Lincoln County, Virginia (Kentucky) Will Book 1, Pages 7-9
In the Name of God amen. I, William McBride, of Lincoln County and Commonwealth of Virginia, being in perfect health and of sound mind and memory, but calling to mind the mortality of my body and that it is appointed for all men once to die, and first I recommend my body to the earth to be buried in a Christian manner at the discretion of my Executors, hereafter to be appointed, and my soul I Commend into the hands of almighty God, who gave it me, and as to which worldly goods God has been pleased to bless me with in this life I give and devise in manner following. To wit, and first, I require that all my just debts be paid or discharged.
Item. I give and bequeath unto Martha McBride, my well beloved wife, one Negro wench due to me from Hubbert Taylor and one good mare to be 20 pounds value old rate, a good side saddle and feather bed and furniture and all the ? furniture as also an equal third of my cattle and further she is to have all the utensils for husbandry and privileges of supplying the plantation I now live on to enjoy during her widowhood, as also a Negro man due to me from said Taylor.
Item. I give and bequeath unto my two

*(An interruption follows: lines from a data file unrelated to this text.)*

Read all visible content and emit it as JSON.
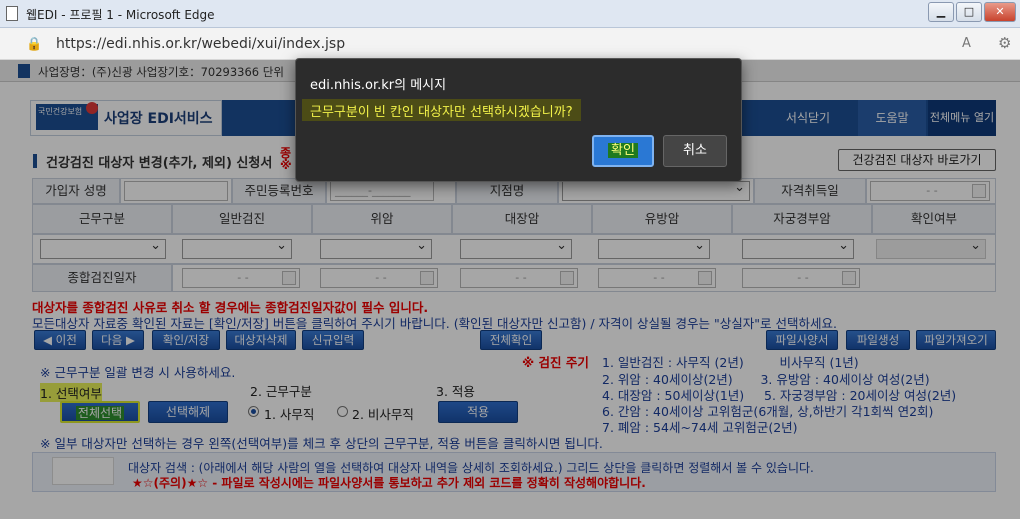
{
  "window": {
    "title": "웹EDI - 프로필 1 - Microsoft Edge"
  },
  "browser": {
    "url": "https://edi.nhis.or.kr/webedi/xui/index.jsp"
  },
  "infostrip": {
    "text": "사업장명：(주)신광 사업장기호：70293366 단위"
  },
  "header": {
    "logo": "국민건강보험",
    "title": "사업장 EDI서비스",
    "buttons": [
      "서식닫기",
      "도움말",
      "전체메뉴 열기"
    ]
  },
  "section": {
    "title": "건강검진 대상자 변경(추가, 제외) 신청서",
    "red_mark_1": "종",
    "red_mark_2": "※",
    "shortcut_button": "건강검진 대상자 바로가기"
  },
  "form": {
    "row1": {
      "name_label": "가입자 성명",
      "rrn_label": "주민등록번호",
      "rrn_placeholder": "______-_______",
      "branch_label": "지점명",
      "acquire_label": "자격취득일",
      "acquire_value": "-   -"
    },
    "columns": [
      "근무구분",
      "일반검진",
      "위암",
      "대장암",
      "유방암",
      "자궁경부암",
      "확인여부"
    ],
    "date_label": "종합검진일자",
    "date_value": "-   -"
  },
  "notices": {
    "line1": "대상자를 종합검진 사유로 취소 할 경우에는 종합검진일자값이 필수 입니다.",
    "line2": "모든대상자 자료중 확인된 자료는 [확인/저장] 버튼을 클릭하여 주시기 바랍니다. (확인된 대상자만 신고함) / 자격이 상실될 경우는 \"상실자\"로 선택하세요."
  },
  "toolbar": {
    "prev": "◀ 이전",
    "next": "다음 ▶",
    "confirm_save": "확인/저장",
    "delete_target": "대상자삭제",
    "new_input": "신규입력",
    "confirm_all": "전체확인",
    "file_spec": "파일사양서",
    "file_create": "파일생성",
    "file_import": "파일가져오기"
  },
  "bulk": {
    "heading": "※ 근무구분 일괄 변경 시 사용하세요.",
    "step1": "1. 선택여부",
    "step2": "2. 근무구분",
    "step3": "3. 적용",
    "select_all": "전체선택",
    "deselect_all": "선택해제",
    "radio1": "1. 사무직",
    "radio2": "2. 비사무직",
    "apply": "적용",
    "footnote": "※ 일부 대상자만 선택하는 경우 왼쪽(선택여부)를 체크 후 상단의 근무구분, 적용 버튼을 클릭하시면 됩니다."
  },
  "cycle": {
    "title": "※ 검진 주기",
    "lines": [
      "1. 일반검진 : 사무직 (2년)         비사무직 (1년)",
      "2. 위암 : 40세이상(2년)       3. 유방암 : 40세이상 여성(2년)",
      "4. 대장암 : 50세이상(1년)     5. 자궁경부암 : 20세이상 여성(2년)",
      "6. 간암 : 40세이상 고위험군(6개월, 상,하반기 각1회씩 연2회)",
      "7. 폐암 : 54세~74세 고위험군(2년)"
    ]
  },
  "infobox": {
    "search_line": "대상자 검색 : (아래에서 해당 사람의 열을 선택하여 대상자 내역을 상세히 조회하세요.) 그리드 상단을 클릭하면 정렬해서 볼 수 있습니다.",
    "warning_line": "★☆(주의)★☆ - 파일로 작성시에는 파일사양서를 통보하고 추가 제외 코드를 정확히 작성해야합니다."
  },
  "dialog": {
    "title": "edi.nhis.or.kr의 메시지",
    "message": "근무구분이 빈 칸인 대상자만 선택하시겠습니까?",
    "ok": "확인",
    "cancel": "취소"
  }
}
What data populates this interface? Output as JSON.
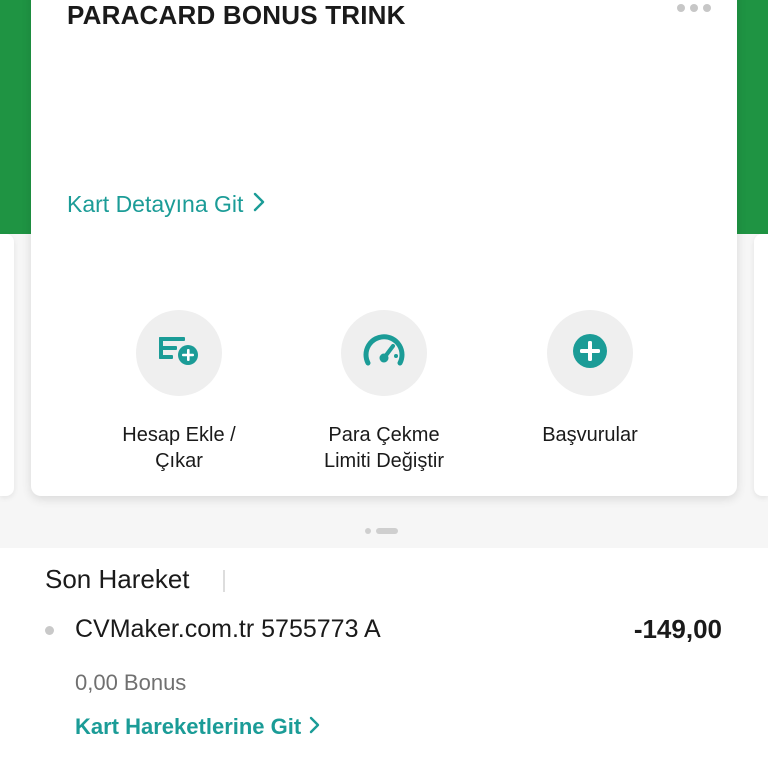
{
  "card": {
    "title": "PARACARD BONUS TRINK",
    "detail_link": "Kart Detayına Git"
  },
  "actions": [
    {
      "label": "Hesap Ekle /\nÇıkar",
      "icon": "account-add-icon"
    },
    {
      "label": "Para Çekme\nLimiti Değiştir",
      "icon": "speedometer-icon"
    },
    {
      "label": "Başvurular",
      "icon": "plus-circle-icon"
    }
  ],
  "recent": {
    "title": "Son Hareket",
    "transaction": {
      "name": "CVMaker.com.tr 5755773 A",
      "amount": "-149,00",
      "bonus": "0,00 Bonus"
    },
    "link": "Kart Hareketlerine Git"
  },
  "colors": {
    "brand_green": "#1f9443",
    "accent_teal": "#1b9c97"
  }
}
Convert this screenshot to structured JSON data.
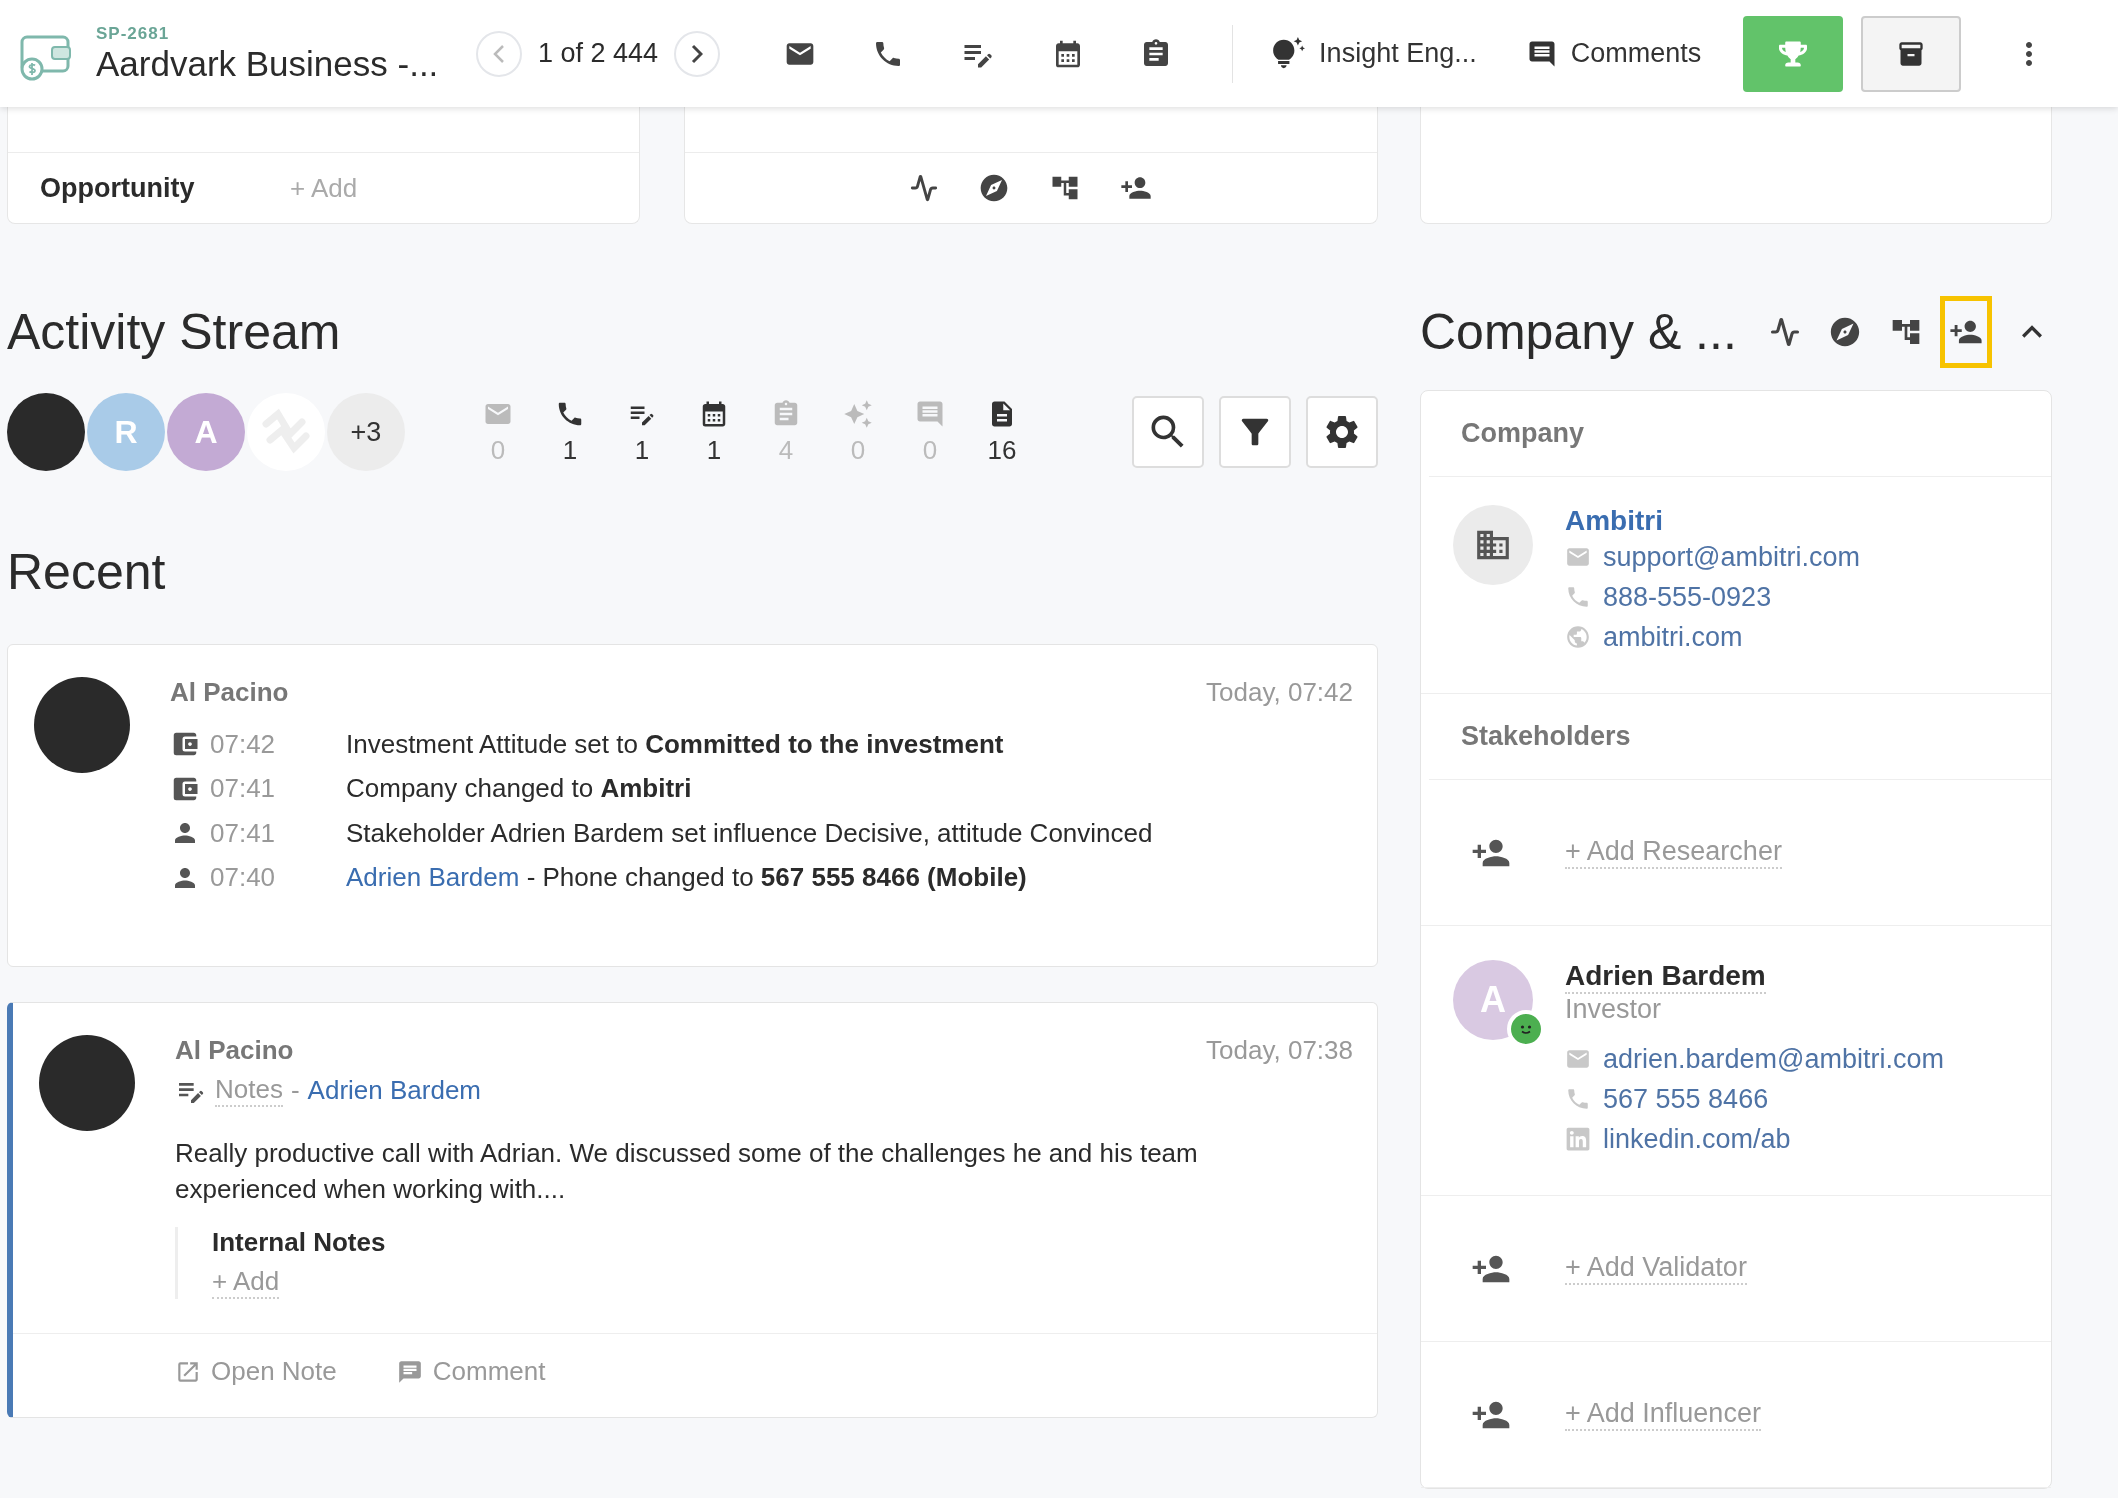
{
  "header": {
    "record_id": "SP-2681",
    "title": "Aardvark Business -...",
    "pager": "1 of 2 444",
    "insight": "Insight Eng...",
    "comments": "Comments"
  },
  "top_card": {
    "label": "Opportunity",
    "action": "+ Add"
  },
  "activity": {
    "title": "Activity Stream",
    "participants": [
      {
        "kind": "photo"
      },
      {
        "kind": "initial",
        "initial": "R",
        "color": "#a9cbe8"
      },
      {
        "kind": "initial",
        "initial": "A",
        "color": "#c3aad4"
      },
      {
        "kind": "logo"
      },
      {
        "kind": "more",
        "label": "+3"
      }
    ],
    "counters": [
      {
        "kind": "email",
        "count": "0",
        "active": false
      },
      {
        "kind": "phone",
        "count": "1",
        "active": true
      },
      {
        "kind": "note",
        "count": "1",
        "active": true
      },
      {
        "kind": "meeting",
        "count": "1",
        "active": true
      },
      {
        "kind": "task",
        "count": "4",
        "active": false
      },
      {
        "kind": "insight",
        "count": "0",
        "active": false
      },
      {
        "kind": "comment",
        "count": "0",
        "active": false
      },
      {
        "kind": "document",
        "count": "16",
        "active": true
      }
    ]
  },
  "recent": {
    "title": "Recent",
    "entries": [
      {
        "kind": "changes",
        "author": "Al Pacino",
        "time": "Today, 07:42",
        "highlighted": false,
        "changes": [
          {
            "kind": "deal",
            "time": "07:42",
            "text": "Investment Attitude set to **Committed to the investment**"
          },
          {
            "kind": "deal",
            "time": "07:41",
            "text": "Company changed to **Ambitri**"
          },
          {
            "kind": "person",
            "time": "07:41",
            "text": "Stakeholder Adrien Bardem set influence Decisive, attitude Convinced"
          },
          {
            "kind": "person",
            "time": "07:40",
            "link": "Adrien Bardem",
            "text": " - Phone changed to **567 555 8466 (Mobile)**"
          }
        ]
      },
      {
        "kind": "note",
        "author": "Al Pacino",
        "time": "Today, 07:38",
        "highlighted": true,
        "type": "Notes",
        "separator": "-",
        "link": "Adrien Bardem",
        "body": "Really productive call with Adrian. We discussed some of the challenges he and his team experienced when working with....",
        "internal_title": "Internal Notes",
        "internal_action": "+ Add",
        "actions": [
          {
            "kind": "open",
            "label": "Open Note"
          },
          {
            "kind": "comment",
            "label": "Comment"
          }
        ]
      }
    ]
  },
  "side": {
    "title": "Company & ...",
    "tools": [
      {
        "kind": "activity",
        "selected": false
      },
      {
        "kind": "compass",
        "selected": false
      },
      {
        "kind": "hierarchy",
        "selected": false
      },
      {
        "kind": "add-person",
        "selected": true
      }
    ],
    "company_heading": "Company",
    "company": {
      "name": "Ambitri",
      "contacts": [
        {
          "kind": "email",
          "value": "support@ambitri.com"
        },
        {
          "kind": "phone",
          "value": "888-555-0923"
        },
        {
          "kind": "web",
          "value": "ambitri.com"
        }
      ]
    },
    "stakeholders_heading": "Stakeholders",
    "stakeholders": [
      {
        "kind": "add",
        "label": "+ Add Researcher"
      },
      {
        "kind": "person",
        "initial": "A",
        "name": "Adrien Bardem",
        "role": "Investor",
        "contacts": [
          {
            "kind": "email",
            "value": "adrien.bardem@ambitri.com"
          },
          {
            "kind": "phone",
            "value": "567 555 8466"
          },
          {
            "kind": "linkedin",
            "value": "linkedin.com/ab"
          }
        ]
      },
      {
        "kind": "add",
        "label": "+ Add Validator"
      },
      {
        "kind": "add",
        "label": "+ Add Influencer"
      }
    ]
  }
}
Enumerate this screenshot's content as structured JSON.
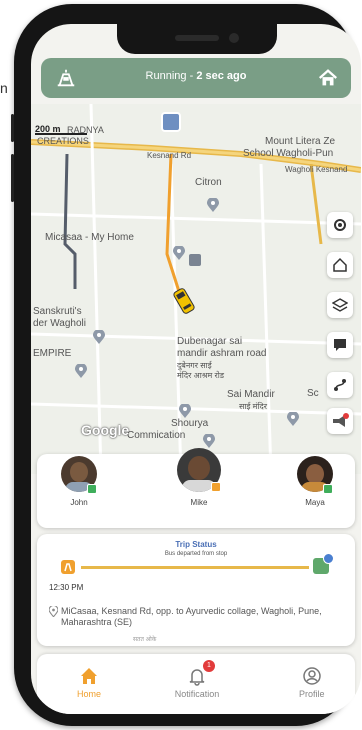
{
  "outside_text": "n",
  "header": {
    "status_prefix": "Running - ",
    "status_time": "2 sec ago"
  },
  "map": {
    "scale": "200 m",
    "labels": [
      "RADNYA",
      "CREATIONS",
      "Mount Litera Ze",
      "School Wagholi-Pun",
      "Kesnand Rd",
      "Wagholi Kesnand",
      "Citron",
      "Micasaa - My Home",
      "Sanskruti's",
      "der Wagholi",
      "EMPIRE",
      "Dubenagar sai",
      "mandir ashram road",
      "दुबेनगर साई",
      "मंदिर आश्रम रोड",
      "Sai Mandir",
      "साई मंदिर",
      "Shourya",
      "Commication",
      "Sc"
    ],
    "google_label": "Google"
  },
  "people": [
    {
      "name": "John",
      "status_color": "#3fae5b"
    },
    {
      "name": "Mike",
      "status_color": "#f0a02e"
    },
    {
      "name": "Maya",
      "status_color": "#3fae5b"
    }
  ],
  "trip": {
    "title": "Trip Status",
    "subtitle": "Bus departed from stop",
    "time": "12:30 PM",
    "address": "MiCasaa, Kesnand Rd, opp. to Ayurvedic collage, Wagholi, Pune, Maharashtra (SE)",
    "footer_fragment": "सतत ओके"
  },
  "nav": {
    "home": "Home",
    "notification": "Notification",
    "notification_count": "1",
    "profile": "Profile"
  },
  "colors": {
    "header_bg": "#7a9e86",
    "accent": "#f0a02e",
    "road_yellow": "#e7b84a",
    "badge": "#e23b3b"
  }
}
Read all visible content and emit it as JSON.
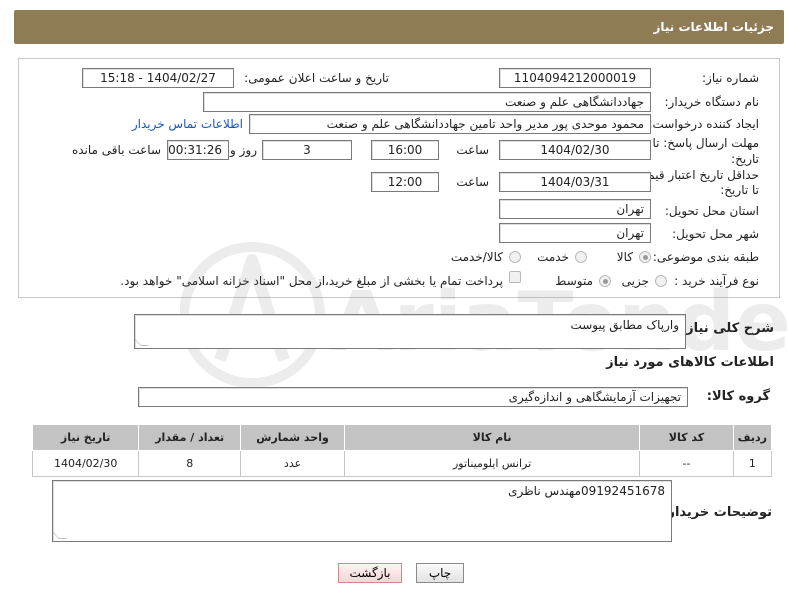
{
  "header": {
    "title": "جزئیات اطلاعات نیاز"
  },
  "form": {
    "need_number_label": "شماره نیاز:",
    "need_number": "1104094212000019",
    "announce_label": "تاریخ و ساعت اعلان عمومی:",
    "announce_value": "1404/02/27 - 15:18",
    "buyer_org_label": "نام دستگاه خریدار:",
    "buyer_org": "جهاددانشگاهی علم و صنعت",
    "creator_label": "ایجاد کننده درخواست:",
    "creator": "محمود موحدی پور مدیر واحد تامین جهاددانشگاهی علم و صنعت",
    "contact_link": "اطلاعات تماس خریدار",
    "deadline_label_1": "مهلت ارسال پاسخ: تا",
    "deadline_label_2": "تاریخ:",
    "deadline_date": "1404/02/30",
    "time_word": "ساعت",
    "deadline_time": "16:00",
    "days_value": "3",
    "days_and_label": "روز و",
    "remaining_time": "00:31:26",
    "remaining_label": "ساعت باقی مانده",
    "validity_label_1": "حداقل تاریخ اعتبار قیمت:",
    "validity_label_2": "تا تاریخ:",
    "validity_date": "1404/03/31",
    "validity_time": "12:00",
    "province_label": "استان محل تحویل:",
    "province": "تهران",
    "city_label": "شهر محل تحویل:",
    "city": "تهران",
    "category_label": "طبقه بندی موضوعی:",
    "category_options": [
      "کالا",
      "خدمت",
      "کالا/خدمت"
    ],
    "category_selected": "کالا",
    "process_label": "نوع فرآیند خرید :",
    "process_options": [
      "جزیی",
      "متوسط"
    ],
    "payment_note": "پرداخت تمام یا بخشی از مبلغ خرید،از محل \"اسناد خزانه اسلامی\" خواهد بود."
  },
  "description": {
    "label": "شرح کلی نیاز:",
    "value": "وارپاک مطابق پیوست"
  },
  "goods": {
    "section_title": "اطلاعات کالاهای مورد نیاز",
    "group_label": "گروه کالا:",
    "group_value": "تجهیزات آزمایشگاهی و اندازه‌گیری",
    "table": {
      "headers": [
        "ردیف",
        "کد کالا",
        "نام کالا",
        "واحد شمارش",
        "تعداد / مقدار",
        "تاریخ نیاز"
      ],
      "rows": [
        [
          "1",
          "--",
          "ترانس ایلومیناتور",
          "عدد",
          "8",
          "1404/02/30"
        ]
      ]
    }
  },
  "buyer_notes": {
    "label": "توضیحات خریدار:",
    "value": "09192451678مهندس ناظری"
  },
  "buttons": {
    "print": "چاپ",
    "back": "بازگشت"
  },
  "watermark": {
    "text": "AriaTender.neT"
  }
}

beloved sons, William and Lapsley McBride, all singular my lands not otherwise devised to be equally divided between them, as also all the horses and cattle not already bequeathed and all the utensils for husbandry together with the Negro men and the plantation at the said Martha McBride’s death or marriage, whichever may happen first, as also the above said wench and her increase, if any, to be equally divided between said William and Lapsley McBride at their mother’s death and provided either of said sons should die before they come of age the survivor to be heir to the deceased. I further require that my Executors do sell 300 acres of land (for the best advantage) this due me from John McEntire as will more plainly appear by a bond on said McEntire for said land the money arising from said sale to be applied in purchasing cattle and other necessarys for my daughter hereafter named.
Item. I give and bequeath unto each of my beloved daughters, Sarah, Martha, Elizabeth and Mary, a good feather bed and furniture, a silk gown and other clothing suitable so as to make up one decent suit to each, four cows and a good horse and saddle each, with dresser furniture proportionable to each, also a new Bible and Confession of Faith to each, these legacies to be paid to each of my daughters when they come to twenty years of age or at their marriages as they be arrived at eighteen years, to be paid by my sons William and Lapsley McBride, or by my Executors out of said estate, and I do hereby constitute and appoint my well-beloved wife Martha McBride, John Lapsley and James Davis, Executors of this my last Will and Testament and to see to it that my children may be properly educated and brought up in a Christian manner, hereby revoking and disannulling all former wills, testaments and bequests heretofore made, ratifying and declaring this to be my Last Will and Testament, in witness whereof I have hereunto set my hand and seal this 3rd day of October 1781. Sealed and declared in presence of James Curd, John Marshall, James Calley.
At a Court held for Lincoln County 21st January 1783 this instrument of writing was exhibited into Court as the last Will and Testament of William McBride, deceased, and proved by the oaths of James Curd and John Marshall, two of the witnesses and ordered to be recorded.